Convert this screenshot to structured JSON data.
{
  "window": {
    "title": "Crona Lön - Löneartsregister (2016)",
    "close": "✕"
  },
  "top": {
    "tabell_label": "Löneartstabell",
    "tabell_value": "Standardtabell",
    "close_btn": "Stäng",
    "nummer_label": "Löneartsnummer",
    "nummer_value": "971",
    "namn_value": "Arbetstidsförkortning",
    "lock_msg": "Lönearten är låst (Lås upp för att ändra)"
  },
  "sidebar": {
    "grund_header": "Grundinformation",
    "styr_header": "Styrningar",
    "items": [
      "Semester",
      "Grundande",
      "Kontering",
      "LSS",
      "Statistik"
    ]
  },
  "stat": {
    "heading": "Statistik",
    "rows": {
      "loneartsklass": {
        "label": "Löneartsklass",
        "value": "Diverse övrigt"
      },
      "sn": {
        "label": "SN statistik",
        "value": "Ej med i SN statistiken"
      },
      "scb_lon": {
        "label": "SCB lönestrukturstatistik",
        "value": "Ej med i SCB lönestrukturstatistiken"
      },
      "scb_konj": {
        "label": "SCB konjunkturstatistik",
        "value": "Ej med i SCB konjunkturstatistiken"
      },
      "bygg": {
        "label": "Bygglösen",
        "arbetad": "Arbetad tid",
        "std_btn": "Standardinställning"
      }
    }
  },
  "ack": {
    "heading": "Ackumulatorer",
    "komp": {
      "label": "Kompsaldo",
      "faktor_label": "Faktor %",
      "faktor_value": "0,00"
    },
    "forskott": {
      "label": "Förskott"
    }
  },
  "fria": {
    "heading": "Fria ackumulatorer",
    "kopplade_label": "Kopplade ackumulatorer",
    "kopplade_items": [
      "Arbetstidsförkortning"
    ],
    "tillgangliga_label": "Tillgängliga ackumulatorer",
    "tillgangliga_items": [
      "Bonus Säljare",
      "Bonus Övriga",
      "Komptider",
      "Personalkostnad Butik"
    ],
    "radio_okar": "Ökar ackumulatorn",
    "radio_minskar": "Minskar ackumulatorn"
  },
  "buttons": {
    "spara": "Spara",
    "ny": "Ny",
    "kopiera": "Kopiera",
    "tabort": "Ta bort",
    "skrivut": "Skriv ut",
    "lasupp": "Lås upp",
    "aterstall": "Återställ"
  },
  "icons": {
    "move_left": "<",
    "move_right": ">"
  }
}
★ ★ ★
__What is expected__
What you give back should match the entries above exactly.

__Solved exercise__
Convert this screenshot to structured JSON data.
{
  "window": {
    "title": "Crona Lön - Löneartsregister (2016)",
    "close": "✕"
  },
  "top": {
    "tabell_label": "Löneartstabell",
    "tabell_value": "Standardtabell",
    "close_btn": "Stäng",
    "nummer_label": "Löneartsnummer",
    "nummer_value": "971",
    "namn_value": "Arbetstidsförkortning",
    "lock_msg": "Lönearten är låst (Lås upp för att ändra)"
  },
  "sidebar": {
    "grund_header": "Grundinformation",
    "styr_header": "Styrningar",
    "items": [
      "Semester",
      "Grundande",
      "Kontering",
      "LSS",
      "Statistik"
    ]
  },
  "stat": {
    "heading": "Statistik",
    "rows": {
      "loneartsklass": {
        "label": "Löneartsklass",
        "value": "Diverse övrigt"
      },
      "sn": {
        "label": "SN statistik",
        "value": "Ej med i SN statistiken"
      },
      "scb_lon": {
        "label": "SCB lönestrukturstatistik",
        "value": "Ej med i SCB lönestrukturstatistiken"
      },
      "scb_konj": {
        "label": "SCB konjunkturstatistik",
        "value": "Ej med i SCB konjunkturstatistiken"
      },
      "bygg": {
        "label": "Bygglösen",
        "arbetad": "Arbetad tid",
        "std_btn": "Standardinställning"
      }
    }
  },
  "ack": {
    "heading": "Ackumulatorer",
    "komp": {
      "label": "Kompsaldo",
      "faktor_label": "Faktor %",
      "faktor_value": "0,00"
    },
    "forskott": {
      "label": "Förskott"
    }
  },
  "fria": {
    "heading": "Fria ackumulatorer",
    "kopplade_label": "Kopplade ackumulatorer",
    "kopplade_items": [
      "Arbetstidsförkortning"
    ],
    "tillgangliga_label": "Tillgängliga ackumulatorer",
    "tillgangliga_items": [
      "Bonus Säljare",
      "Bonus Övriga",
      "Komptider",
      "Personalkostnad Butik"
    ],
    "radio_okar": "Ökar ackumulatorn",
    "radio_minskar": "Minskar ackumulatorn"
  },
  "buttons": {
    "spara": "Spara",
    "ny": "Ny",
    "kopiera": "Kopiera",
    "tabort": "Ta bort",
    "skrivut": "Skriv ut",
    "lasupp": "Lås upp",
    "aterstall": "Återställ"
  },
  "icons": {
    "move_left": "<",
    "move_right": ">"
  }
}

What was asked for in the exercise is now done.